OIG audit to determine if Medicare overpaid acute care hospitals
The Office of Inspector General (OIG) at the U.S. Department of Health and Human Services (HHS) recently announced that it will conduct another audit to determine if acute care hospitals are being overpaid by Medicare.
Results of previous audit
The second round of audits follows up on a September 2020 audit that found that Medicare overpaid acute care hospitals $51.6 million from 2013 to 2016 for outpatient services to beneficiaries who were inpatients at other facilities such as long-term care hospitals, inpatient rehabilitation facilities, inpatient psychiatric facilities and critical-access hospitals.
The Detroit metro area has three acute care hospitals.
In a press statement, the OIG said: “that none of the $51.6 million we reviewed, representing 129,792 claims, should have been paid because the inpatient facilities were responsible for payments.” It added that Medicare beneficiaries also had to pay $14.3 million in “unnecessary deductibles and coinsurance” for the outpatient services.

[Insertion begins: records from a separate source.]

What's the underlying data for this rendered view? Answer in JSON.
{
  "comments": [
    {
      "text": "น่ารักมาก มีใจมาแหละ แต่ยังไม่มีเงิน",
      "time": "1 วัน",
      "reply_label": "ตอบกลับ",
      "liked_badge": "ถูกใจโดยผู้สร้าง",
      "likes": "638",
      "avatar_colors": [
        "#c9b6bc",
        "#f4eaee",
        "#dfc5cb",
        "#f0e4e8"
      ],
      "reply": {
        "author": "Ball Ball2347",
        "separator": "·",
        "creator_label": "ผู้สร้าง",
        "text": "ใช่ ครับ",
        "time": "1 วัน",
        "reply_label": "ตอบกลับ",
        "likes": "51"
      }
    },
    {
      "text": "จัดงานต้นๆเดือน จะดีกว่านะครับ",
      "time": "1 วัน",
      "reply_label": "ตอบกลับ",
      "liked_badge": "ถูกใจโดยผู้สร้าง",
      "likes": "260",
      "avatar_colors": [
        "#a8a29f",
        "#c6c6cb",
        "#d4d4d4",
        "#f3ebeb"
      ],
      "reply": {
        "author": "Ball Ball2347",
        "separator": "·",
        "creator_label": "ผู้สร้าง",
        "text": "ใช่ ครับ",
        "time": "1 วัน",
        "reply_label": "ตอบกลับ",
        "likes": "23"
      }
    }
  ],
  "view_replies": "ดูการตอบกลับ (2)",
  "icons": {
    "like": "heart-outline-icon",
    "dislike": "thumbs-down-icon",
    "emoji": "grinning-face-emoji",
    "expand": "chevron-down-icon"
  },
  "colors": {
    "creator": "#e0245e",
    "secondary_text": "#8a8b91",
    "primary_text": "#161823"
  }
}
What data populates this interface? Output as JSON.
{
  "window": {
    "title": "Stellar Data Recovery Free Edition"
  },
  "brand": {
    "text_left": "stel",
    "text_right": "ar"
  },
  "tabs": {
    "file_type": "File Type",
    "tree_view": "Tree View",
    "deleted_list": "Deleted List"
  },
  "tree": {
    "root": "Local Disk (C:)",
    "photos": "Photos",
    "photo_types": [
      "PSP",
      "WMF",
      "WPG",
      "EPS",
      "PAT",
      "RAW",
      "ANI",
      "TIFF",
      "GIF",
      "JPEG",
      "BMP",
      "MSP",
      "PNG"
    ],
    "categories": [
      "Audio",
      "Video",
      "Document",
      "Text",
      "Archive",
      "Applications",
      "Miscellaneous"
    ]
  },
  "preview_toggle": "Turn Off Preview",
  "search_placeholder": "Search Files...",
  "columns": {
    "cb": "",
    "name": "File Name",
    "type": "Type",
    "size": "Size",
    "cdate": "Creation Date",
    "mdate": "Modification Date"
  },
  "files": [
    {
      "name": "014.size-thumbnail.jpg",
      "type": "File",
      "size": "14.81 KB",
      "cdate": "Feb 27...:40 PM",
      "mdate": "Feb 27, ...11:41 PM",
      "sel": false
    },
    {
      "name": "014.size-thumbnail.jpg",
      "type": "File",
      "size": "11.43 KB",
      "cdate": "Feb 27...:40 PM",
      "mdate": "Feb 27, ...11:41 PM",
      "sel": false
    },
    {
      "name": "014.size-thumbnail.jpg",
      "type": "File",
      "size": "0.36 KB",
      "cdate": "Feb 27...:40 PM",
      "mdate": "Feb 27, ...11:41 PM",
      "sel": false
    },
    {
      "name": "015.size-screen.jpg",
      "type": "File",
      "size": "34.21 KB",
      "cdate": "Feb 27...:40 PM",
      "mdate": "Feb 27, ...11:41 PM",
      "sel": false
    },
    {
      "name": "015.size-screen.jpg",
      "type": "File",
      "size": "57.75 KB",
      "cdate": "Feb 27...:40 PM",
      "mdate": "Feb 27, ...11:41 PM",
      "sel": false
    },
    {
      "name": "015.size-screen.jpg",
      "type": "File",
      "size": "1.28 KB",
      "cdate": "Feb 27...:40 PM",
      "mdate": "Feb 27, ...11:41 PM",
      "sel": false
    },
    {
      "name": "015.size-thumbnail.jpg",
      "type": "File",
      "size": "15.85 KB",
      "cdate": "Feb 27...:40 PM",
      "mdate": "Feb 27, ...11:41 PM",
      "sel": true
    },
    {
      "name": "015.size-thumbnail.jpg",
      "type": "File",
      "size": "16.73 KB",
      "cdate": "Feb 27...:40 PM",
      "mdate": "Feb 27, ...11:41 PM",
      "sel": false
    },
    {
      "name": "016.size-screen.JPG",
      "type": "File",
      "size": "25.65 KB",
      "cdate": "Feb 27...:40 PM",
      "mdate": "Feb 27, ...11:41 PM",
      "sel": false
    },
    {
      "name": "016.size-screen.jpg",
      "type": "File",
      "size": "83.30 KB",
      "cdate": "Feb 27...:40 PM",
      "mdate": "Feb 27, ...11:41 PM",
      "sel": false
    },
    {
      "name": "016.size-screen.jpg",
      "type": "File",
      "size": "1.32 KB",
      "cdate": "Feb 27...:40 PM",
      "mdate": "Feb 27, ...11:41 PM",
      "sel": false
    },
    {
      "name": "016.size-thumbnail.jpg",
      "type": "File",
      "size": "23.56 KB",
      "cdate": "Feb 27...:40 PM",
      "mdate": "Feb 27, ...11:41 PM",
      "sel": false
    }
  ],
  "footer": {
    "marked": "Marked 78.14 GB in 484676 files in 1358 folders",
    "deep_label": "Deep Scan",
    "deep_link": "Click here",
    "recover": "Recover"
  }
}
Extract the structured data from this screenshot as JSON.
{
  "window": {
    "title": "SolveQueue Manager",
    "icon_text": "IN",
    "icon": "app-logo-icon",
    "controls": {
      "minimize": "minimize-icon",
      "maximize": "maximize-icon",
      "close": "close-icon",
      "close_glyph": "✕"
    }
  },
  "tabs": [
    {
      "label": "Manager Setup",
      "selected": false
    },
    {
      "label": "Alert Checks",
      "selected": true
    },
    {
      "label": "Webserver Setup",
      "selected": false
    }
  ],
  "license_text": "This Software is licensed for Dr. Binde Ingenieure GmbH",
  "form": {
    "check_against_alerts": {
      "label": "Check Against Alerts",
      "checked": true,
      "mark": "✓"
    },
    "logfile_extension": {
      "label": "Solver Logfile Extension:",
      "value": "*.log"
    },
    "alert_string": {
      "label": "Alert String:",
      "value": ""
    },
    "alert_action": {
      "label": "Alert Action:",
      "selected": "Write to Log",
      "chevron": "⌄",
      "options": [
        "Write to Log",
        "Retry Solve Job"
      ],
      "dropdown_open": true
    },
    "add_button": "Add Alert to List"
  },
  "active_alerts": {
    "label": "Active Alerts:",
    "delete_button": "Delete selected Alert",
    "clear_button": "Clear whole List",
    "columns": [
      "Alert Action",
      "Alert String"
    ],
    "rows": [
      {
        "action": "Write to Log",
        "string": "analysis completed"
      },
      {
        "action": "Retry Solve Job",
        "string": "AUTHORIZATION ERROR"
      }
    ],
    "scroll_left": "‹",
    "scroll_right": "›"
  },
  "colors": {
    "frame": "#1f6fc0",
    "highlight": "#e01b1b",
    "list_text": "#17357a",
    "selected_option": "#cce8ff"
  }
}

The OIG also said the overpayments to acute care hospitals occurred because the common working file (CWF) edits that should’ve flagged overpayments weren’t working properly.
A news report stated that “acute care hospitals are not supposed to be paid by Medicare for outpatient services provided at another inpatient facility.”
OIG statement about regulations
The OIG says that “federal regulations state . . . Medicare does not pay any provider other than the inpatient hospital for services provided to the beneficiary while the beneficiary is an inpatient of the hospital.” It says that the inpatient hospital must furnish all covered services to the beneficiary directly, or under an agreement with the other facility and that Medicare will then reimburse the inpatient facility at its inpatient rates.
The new audit will also determine if the CWF edits have been fixed and are now working properly.